_Your instructions_
Each line in the records that mentions the word "administracyjna" needs to be listed.

Excerpts from an interface dataset:

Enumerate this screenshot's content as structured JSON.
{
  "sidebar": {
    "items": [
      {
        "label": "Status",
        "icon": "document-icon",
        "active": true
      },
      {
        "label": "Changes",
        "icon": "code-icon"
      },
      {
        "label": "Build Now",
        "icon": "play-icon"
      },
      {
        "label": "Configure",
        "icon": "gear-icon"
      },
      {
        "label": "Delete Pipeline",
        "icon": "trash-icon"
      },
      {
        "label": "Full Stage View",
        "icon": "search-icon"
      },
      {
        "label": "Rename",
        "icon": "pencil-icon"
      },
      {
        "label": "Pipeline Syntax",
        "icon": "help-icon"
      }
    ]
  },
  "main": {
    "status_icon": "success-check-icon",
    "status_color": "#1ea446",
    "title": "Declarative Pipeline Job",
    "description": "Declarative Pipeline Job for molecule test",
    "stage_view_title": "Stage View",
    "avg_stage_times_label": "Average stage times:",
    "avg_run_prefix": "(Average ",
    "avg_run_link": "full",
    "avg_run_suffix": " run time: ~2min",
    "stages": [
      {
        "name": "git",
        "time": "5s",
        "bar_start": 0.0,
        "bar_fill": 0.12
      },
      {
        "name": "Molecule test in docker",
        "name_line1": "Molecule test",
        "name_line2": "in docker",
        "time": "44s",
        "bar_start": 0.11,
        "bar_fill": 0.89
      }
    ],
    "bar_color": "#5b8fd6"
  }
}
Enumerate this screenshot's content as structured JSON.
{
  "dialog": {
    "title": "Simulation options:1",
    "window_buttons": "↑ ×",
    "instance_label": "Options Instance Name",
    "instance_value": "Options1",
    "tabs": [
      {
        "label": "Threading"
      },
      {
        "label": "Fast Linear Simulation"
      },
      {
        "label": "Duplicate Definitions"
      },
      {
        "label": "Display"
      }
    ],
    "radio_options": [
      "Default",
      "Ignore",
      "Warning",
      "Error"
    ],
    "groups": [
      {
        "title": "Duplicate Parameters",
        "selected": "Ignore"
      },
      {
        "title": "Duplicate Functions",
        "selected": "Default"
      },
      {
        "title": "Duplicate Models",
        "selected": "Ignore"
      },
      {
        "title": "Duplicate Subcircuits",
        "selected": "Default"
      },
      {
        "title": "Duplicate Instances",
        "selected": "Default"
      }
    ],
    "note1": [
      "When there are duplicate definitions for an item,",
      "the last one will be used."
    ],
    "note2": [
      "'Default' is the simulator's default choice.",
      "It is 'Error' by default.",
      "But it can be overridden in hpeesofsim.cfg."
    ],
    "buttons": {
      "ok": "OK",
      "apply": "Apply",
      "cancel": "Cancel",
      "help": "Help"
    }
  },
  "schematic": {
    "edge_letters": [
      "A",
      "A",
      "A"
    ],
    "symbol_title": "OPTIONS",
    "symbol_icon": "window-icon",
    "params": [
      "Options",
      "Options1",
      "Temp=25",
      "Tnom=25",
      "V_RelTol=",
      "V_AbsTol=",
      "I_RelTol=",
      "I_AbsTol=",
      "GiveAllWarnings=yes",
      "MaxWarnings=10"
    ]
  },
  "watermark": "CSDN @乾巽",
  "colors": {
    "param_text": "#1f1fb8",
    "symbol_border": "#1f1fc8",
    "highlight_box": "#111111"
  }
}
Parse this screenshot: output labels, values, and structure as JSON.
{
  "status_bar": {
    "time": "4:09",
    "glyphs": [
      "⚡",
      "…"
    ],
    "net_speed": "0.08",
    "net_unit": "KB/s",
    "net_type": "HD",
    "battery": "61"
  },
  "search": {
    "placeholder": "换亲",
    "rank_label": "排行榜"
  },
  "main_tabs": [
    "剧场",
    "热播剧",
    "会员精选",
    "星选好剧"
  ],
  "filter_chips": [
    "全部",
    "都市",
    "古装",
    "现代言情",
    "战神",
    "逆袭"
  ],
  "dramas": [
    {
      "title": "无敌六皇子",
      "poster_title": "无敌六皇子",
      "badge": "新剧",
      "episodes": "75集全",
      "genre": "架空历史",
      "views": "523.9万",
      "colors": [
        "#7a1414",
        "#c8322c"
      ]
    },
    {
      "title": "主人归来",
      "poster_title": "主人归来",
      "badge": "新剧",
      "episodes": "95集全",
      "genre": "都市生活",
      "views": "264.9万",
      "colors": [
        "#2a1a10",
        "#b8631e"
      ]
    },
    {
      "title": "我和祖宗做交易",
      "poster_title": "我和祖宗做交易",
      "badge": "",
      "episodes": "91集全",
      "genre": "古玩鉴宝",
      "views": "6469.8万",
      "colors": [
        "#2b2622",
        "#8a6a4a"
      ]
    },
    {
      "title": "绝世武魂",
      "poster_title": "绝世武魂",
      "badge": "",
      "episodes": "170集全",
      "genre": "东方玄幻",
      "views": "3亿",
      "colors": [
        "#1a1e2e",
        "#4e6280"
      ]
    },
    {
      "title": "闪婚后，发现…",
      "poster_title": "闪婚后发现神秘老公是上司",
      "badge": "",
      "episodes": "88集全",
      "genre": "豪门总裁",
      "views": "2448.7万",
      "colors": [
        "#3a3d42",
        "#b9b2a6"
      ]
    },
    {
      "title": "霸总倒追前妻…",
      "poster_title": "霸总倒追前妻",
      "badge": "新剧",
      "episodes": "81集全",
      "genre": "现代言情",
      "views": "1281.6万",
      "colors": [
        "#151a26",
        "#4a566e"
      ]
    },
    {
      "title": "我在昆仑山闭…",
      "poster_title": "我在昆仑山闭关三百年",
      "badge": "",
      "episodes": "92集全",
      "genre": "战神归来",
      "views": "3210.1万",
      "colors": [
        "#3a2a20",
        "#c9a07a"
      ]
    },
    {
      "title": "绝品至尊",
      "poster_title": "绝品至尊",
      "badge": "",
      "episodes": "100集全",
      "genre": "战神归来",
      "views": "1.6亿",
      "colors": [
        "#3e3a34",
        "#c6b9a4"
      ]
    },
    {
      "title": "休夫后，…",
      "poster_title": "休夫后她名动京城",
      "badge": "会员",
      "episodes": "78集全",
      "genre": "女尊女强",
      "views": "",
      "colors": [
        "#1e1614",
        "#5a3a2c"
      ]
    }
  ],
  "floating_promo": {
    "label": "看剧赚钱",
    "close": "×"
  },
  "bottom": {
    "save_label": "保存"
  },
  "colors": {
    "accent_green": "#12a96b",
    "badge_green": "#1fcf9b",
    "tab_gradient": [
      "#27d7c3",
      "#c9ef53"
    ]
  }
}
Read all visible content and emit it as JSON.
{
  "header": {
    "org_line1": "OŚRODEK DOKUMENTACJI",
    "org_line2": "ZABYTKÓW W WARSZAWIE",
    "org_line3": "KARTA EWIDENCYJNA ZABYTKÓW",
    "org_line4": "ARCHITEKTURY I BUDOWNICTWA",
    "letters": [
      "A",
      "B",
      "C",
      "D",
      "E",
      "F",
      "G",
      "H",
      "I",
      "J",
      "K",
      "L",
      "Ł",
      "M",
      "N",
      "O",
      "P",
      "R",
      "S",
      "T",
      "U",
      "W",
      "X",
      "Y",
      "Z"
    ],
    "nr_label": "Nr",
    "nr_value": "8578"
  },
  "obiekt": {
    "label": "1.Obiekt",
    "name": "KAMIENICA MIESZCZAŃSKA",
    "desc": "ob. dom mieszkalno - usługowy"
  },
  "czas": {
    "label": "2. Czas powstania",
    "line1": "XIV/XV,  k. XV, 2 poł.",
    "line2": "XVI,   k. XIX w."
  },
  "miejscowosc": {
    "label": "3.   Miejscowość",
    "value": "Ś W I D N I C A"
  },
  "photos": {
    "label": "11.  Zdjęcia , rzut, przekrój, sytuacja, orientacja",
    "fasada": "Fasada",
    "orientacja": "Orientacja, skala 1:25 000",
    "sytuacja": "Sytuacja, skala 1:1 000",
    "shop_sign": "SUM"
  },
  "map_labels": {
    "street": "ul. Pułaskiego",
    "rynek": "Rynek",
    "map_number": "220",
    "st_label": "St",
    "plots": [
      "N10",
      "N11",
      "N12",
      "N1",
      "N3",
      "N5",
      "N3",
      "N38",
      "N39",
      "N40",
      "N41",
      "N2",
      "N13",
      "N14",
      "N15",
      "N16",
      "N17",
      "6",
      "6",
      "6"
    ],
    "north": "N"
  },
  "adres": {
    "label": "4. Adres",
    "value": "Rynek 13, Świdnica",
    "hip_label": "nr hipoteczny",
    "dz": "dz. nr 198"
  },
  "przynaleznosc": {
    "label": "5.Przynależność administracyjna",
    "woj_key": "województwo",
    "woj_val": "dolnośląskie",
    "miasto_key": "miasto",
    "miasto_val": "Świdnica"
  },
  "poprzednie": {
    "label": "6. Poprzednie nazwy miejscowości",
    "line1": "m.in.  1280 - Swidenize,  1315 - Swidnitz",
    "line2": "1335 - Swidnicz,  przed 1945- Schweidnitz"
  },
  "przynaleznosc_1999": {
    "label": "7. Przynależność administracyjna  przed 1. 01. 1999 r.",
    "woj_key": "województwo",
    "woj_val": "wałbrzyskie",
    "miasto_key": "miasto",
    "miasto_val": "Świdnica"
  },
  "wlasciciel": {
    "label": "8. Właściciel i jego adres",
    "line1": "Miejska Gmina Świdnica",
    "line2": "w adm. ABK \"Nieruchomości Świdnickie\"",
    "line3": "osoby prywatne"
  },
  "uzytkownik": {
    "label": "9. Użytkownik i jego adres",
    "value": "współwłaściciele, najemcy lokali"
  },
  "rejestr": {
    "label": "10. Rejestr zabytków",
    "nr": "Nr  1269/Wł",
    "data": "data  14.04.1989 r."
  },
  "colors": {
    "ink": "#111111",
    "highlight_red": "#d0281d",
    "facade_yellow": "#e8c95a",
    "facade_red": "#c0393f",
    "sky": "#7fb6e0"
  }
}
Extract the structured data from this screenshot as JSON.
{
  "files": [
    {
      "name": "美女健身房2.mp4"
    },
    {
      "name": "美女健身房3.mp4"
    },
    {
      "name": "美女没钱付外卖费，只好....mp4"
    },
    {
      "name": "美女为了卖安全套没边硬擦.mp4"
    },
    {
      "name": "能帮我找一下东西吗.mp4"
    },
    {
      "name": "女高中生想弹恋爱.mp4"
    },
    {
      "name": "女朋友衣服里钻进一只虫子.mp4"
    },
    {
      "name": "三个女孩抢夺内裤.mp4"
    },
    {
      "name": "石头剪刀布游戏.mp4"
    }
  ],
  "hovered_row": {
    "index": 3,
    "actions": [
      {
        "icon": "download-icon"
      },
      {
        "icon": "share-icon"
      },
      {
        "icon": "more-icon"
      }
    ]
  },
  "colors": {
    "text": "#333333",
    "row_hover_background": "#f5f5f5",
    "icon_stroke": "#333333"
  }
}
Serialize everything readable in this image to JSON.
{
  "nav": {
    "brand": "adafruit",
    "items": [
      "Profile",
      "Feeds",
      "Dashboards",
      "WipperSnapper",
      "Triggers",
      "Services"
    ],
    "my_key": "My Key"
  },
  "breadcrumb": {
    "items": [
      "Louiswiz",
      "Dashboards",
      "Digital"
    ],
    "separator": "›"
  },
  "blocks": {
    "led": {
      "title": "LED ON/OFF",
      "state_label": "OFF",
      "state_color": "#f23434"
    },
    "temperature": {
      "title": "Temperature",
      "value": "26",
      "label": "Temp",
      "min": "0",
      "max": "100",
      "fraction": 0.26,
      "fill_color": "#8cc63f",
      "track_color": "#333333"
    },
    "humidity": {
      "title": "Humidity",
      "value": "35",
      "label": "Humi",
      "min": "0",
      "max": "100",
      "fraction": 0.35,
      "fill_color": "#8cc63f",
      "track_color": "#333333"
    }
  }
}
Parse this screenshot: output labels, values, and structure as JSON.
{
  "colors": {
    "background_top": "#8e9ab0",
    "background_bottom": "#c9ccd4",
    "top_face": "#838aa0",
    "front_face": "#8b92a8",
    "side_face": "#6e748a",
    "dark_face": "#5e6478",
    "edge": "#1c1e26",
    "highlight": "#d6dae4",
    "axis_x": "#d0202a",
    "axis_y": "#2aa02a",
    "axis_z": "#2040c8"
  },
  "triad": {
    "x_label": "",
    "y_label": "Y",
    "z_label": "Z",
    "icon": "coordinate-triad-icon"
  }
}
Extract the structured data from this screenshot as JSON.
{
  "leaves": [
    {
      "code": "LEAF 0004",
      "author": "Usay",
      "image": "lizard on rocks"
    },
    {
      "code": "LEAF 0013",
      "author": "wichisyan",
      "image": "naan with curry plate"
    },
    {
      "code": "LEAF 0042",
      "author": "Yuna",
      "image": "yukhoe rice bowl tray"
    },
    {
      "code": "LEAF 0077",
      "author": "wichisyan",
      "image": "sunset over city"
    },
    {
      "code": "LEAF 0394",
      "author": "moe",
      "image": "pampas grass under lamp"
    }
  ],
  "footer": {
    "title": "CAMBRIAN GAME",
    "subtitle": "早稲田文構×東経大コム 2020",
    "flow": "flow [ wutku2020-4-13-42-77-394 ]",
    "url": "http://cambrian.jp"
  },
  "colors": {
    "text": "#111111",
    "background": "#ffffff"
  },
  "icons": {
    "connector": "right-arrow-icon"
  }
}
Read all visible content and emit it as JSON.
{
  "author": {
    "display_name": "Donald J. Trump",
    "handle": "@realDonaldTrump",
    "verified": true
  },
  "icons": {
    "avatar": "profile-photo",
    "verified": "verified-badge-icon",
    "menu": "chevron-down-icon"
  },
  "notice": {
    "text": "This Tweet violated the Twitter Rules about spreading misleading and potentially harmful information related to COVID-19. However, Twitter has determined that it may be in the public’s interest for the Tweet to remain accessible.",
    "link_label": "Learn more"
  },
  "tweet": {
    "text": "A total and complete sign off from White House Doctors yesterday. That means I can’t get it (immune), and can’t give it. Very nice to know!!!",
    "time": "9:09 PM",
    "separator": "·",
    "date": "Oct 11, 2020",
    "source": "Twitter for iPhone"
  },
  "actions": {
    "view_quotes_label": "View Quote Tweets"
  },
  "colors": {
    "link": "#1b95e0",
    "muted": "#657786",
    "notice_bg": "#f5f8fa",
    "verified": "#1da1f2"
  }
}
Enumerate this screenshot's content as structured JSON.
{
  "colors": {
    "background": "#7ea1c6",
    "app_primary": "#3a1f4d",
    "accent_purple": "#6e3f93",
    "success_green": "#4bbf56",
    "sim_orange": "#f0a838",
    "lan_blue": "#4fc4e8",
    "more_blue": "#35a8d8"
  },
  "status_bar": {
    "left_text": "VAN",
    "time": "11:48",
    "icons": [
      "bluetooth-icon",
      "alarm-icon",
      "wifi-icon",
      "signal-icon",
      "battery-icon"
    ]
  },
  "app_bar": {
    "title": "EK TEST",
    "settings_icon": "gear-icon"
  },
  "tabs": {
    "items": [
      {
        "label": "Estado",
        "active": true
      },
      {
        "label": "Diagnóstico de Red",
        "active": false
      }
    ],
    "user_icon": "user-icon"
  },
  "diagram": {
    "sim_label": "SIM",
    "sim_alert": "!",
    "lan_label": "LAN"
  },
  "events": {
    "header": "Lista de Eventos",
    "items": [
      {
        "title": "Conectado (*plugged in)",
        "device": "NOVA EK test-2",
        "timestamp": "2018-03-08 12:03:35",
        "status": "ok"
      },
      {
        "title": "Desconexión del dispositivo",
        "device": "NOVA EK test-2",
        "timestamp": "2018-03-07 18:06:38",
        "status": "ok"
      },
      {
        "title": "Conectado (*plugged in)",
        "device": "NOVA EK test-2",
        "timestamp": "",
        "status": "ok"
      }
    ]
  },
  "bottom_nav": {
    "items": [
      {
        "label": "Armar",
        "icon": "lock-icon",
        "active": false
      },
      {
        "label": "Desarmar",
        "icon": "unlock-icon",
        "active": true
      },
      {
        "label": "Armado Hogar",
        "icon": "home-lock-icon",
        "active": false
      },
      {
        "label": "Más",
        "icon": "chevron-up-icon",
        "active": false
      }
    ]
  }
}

_Answer to this task_
    "label": "5.Przynależność administracyjna",
    "label": "7. Przynależność administracyjna  przed 1. 01. 1999 r.",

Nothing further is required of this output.